Idaho irrigators are starting to worry about water supplies this year as snowpacks are below average once again and storms have been few.
As of the March 1 snow surveys, the Palisades drainage area in western Wyoming and eastern Idaho averaged 70 percent of normal.
The Henry’s Fork drainage area was higher at 90 percent. Both feed the Snake River, which irrigates hundreds of thousands of acres through eastern, southern and western Idaho.
Inflow in lower stretches of the river in northern Idaho provides water for irrigation pumps for growers in southeastern Washington.
Some canal companies have already given notice that water could be short and growers should plant for shortages. At the same time, two pumping districts have been formed and told they must cut back on underground pumping between 10-15 percent this year.
Those irrigators, many of whom are potato growers, have said they would rent water to fill any river inflow needs believed taken by their pumping. However, as things sit at mid-March, there won’t be much water available to rent.
The question is, will this affect potato production?
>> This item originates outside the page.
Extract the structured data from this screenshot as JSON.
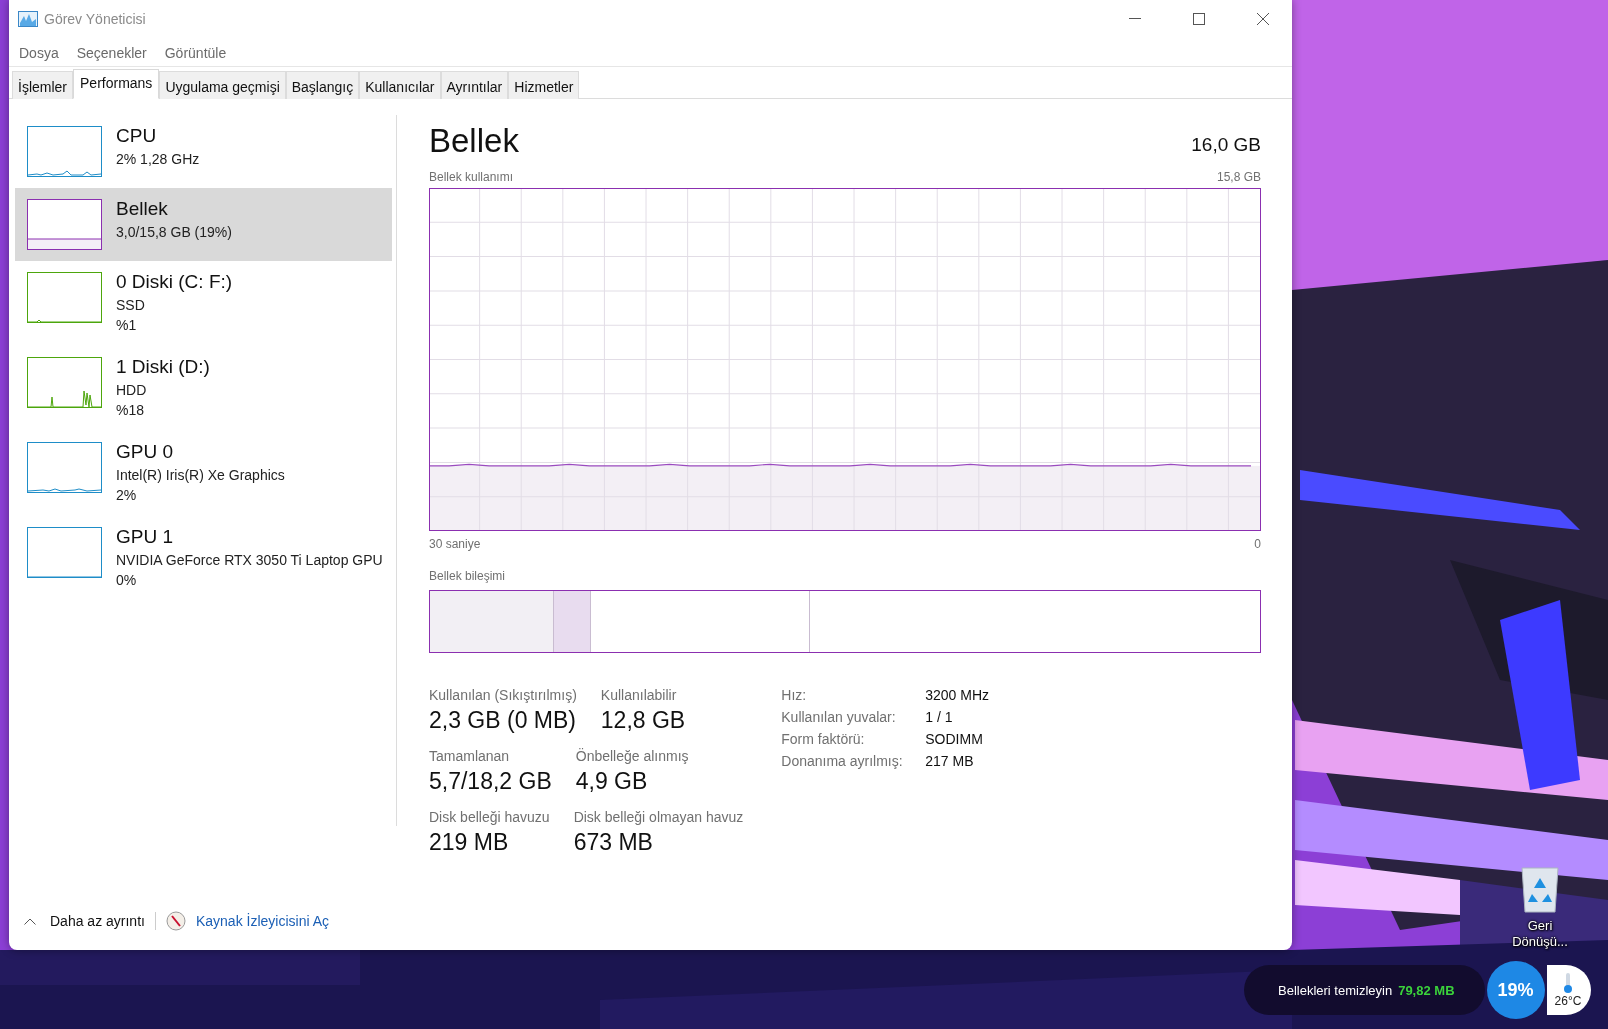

The answer is always a resounding “no” because as the only “cash” crop in much of Idaho, potatoes are planted over other crops for the hope of higher returns.